The test for whether an act breaches section 18C is also an objective one. The provision makes it unlawful to do an act that is reasonably likely, in all the circumstances, to offend, insult, humiliate or intimidate on the grounds of race and ethnicity. The fact that someone feels they have been racially offended, insulted, intimidated or humiliated is not enough to mean that there has been something unlawful. Whether section 18C has been contravened is judged by a court according to the reasonable person of the target ethnic or racial group.

What is the role of the Australian Human Rights Commission, and of lawyers?

The President of the AHRC investigates and conciliates complaints from individuals who allege racial vilification. The AHRC is not a judicial body or tribunal. It does not make judicial determinations about the Racial Discrimination Act or any other piece of legislation. Conciliation is not a court hearing.

As Race Discrimination Commissioner, I play no role in the conciliation of complaints. However, it is a function of the Race Discrimination Commissioner to promote understanding and acceptance of the Act (which naturally extends to giving the public information about how they can make a complaint about unlawful discrimination).

Such functions of the AHRC are not always well understood; it can be assumed that the AHRC actively pursues complaints against parties, including at court. This is incorrect. The AHRC’s role is to investigate and conciliate complaints, and if conciliation fails at the AHRC, a complainant can pursue the matter at the Federal Court or Federal Circuit Court. This happens in a very small number of cases. In 2015-16, the Commission finalised 86 complaints about racial hatred. Only one complaint about racial hatred proceeded to court. In the majority of complaints where conciliation takes place, the outcome involves a mutually agreed result such as an apology or a settlement.

Lawyers and advocates can play a role in the AHRC’s conciliations. Lawyers and advocates may assist their clients in conciliation by providing them with advice about the law and the strengths and weaknesses of their case, the benefits and risks of pursuing a claim in court, and other matters. While conciliation takes place, lawyers and advocates may be permitted by the conciliator to attend.

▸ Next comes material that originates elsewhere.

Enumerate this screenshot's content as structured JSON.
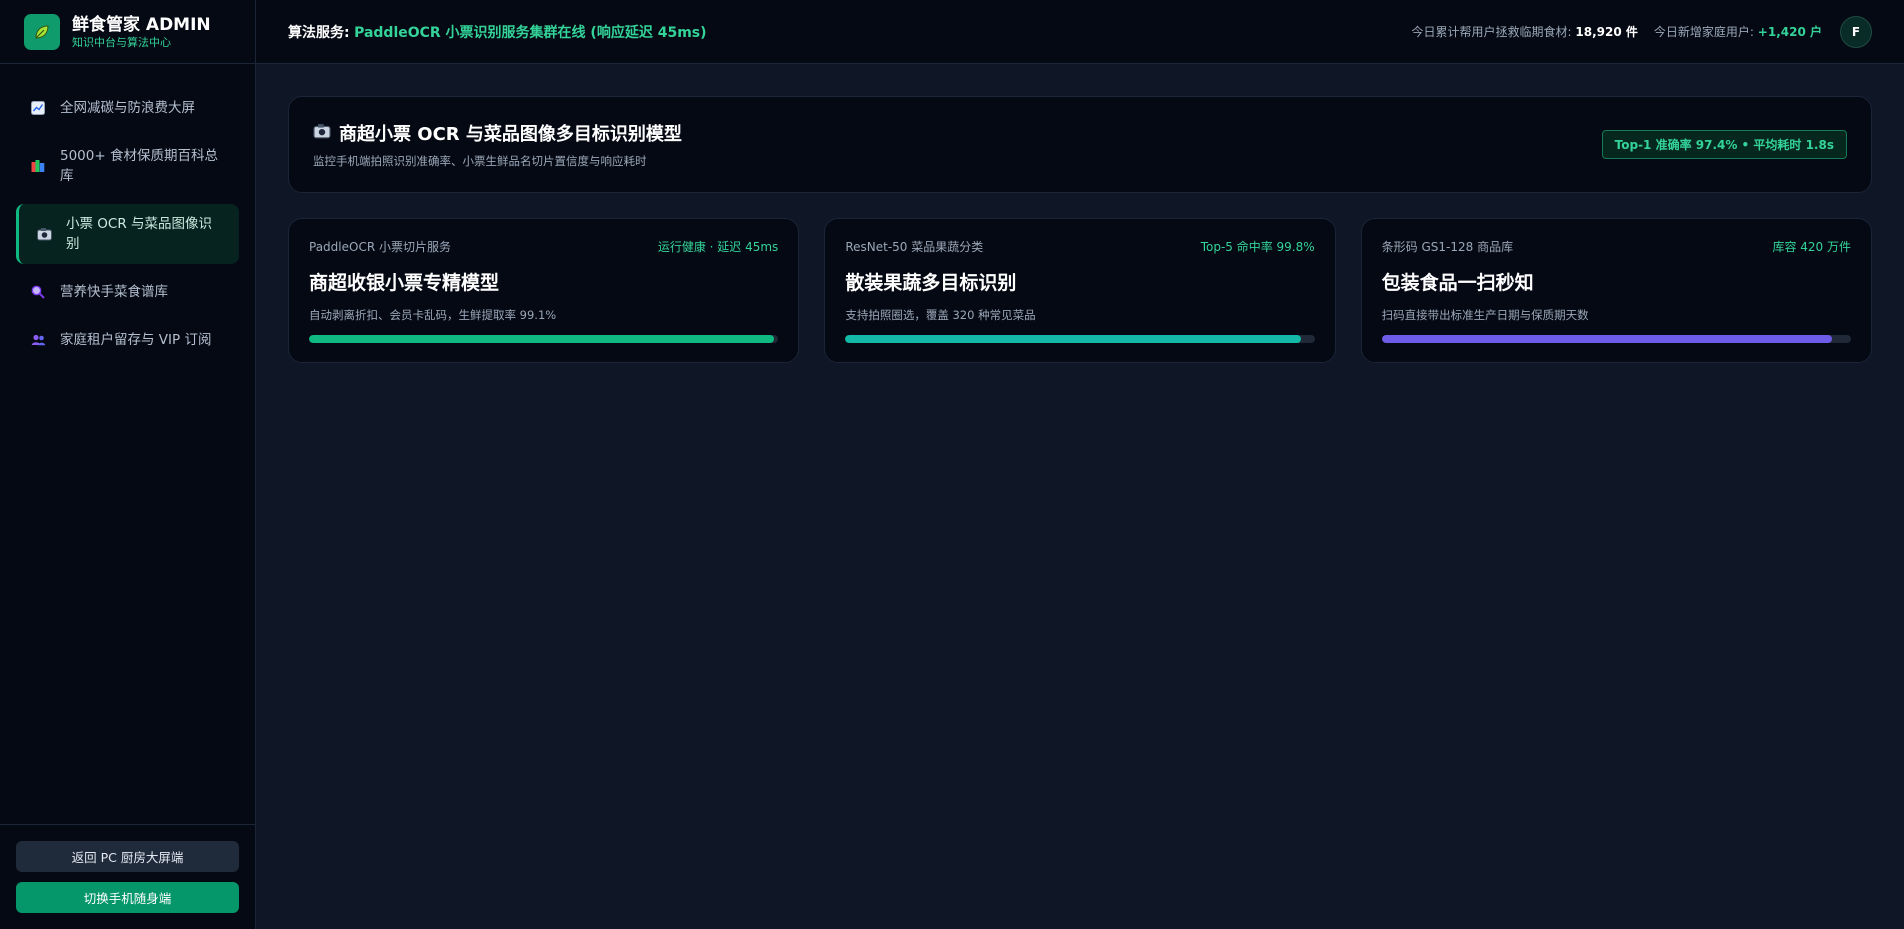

Hasn’t section 18C in practice seen trivial cases reach court?

The President of the AHRC has the power to terminate complaints that are trivial, vexatious, misconceived or lacking in substance. However, the Commission has recommended to the ongoing parliamentary inquiry a number of amendments to the legislation that deals with complaints-handling. Namely, the legislation should require complainants to provide more information when lodging a complaint, and it should provide that if a complaint is terminated on one of a number of grounds, then an application to court cannot be made unless the court grants leave.

That aside, the typical cases involving section 18C that courts have considered indicate the kind of racial hatred that attracts the attention of the law. These include cases where Aboriginal people have been described as ‘criminal trash’ and ‘scum’ that should be used as landfill (Clarke v Nationwide News), where a man was verbally abused in a building foyer and called a ‘Singaporean prick’ and told to go back to Singapore (Kanapathy v In De Braekt), or where a website published material denying the Holocaust and expressing virulent anti-Semitism (Jones v Toben).

Where to from here?

Public debate about the Racial Discrimination Act is unlikely to abate any time soon. Nothing in a democracy is ever off limits from debate. But we can only hope that any public discussion of the Act is based on an accurate understanding of what it means and how it operates. And we can only hope that our society will remain committed to racial tolerance, non-discrimination and equality. No law can ever, on its own, secure such aspirations. That is no reason, however, to believe that weakening the Racial Discrimination Act will not do harm. Human rights legislation is nothing if not an embodiment of our values.

Published in: 
The Law Society Journal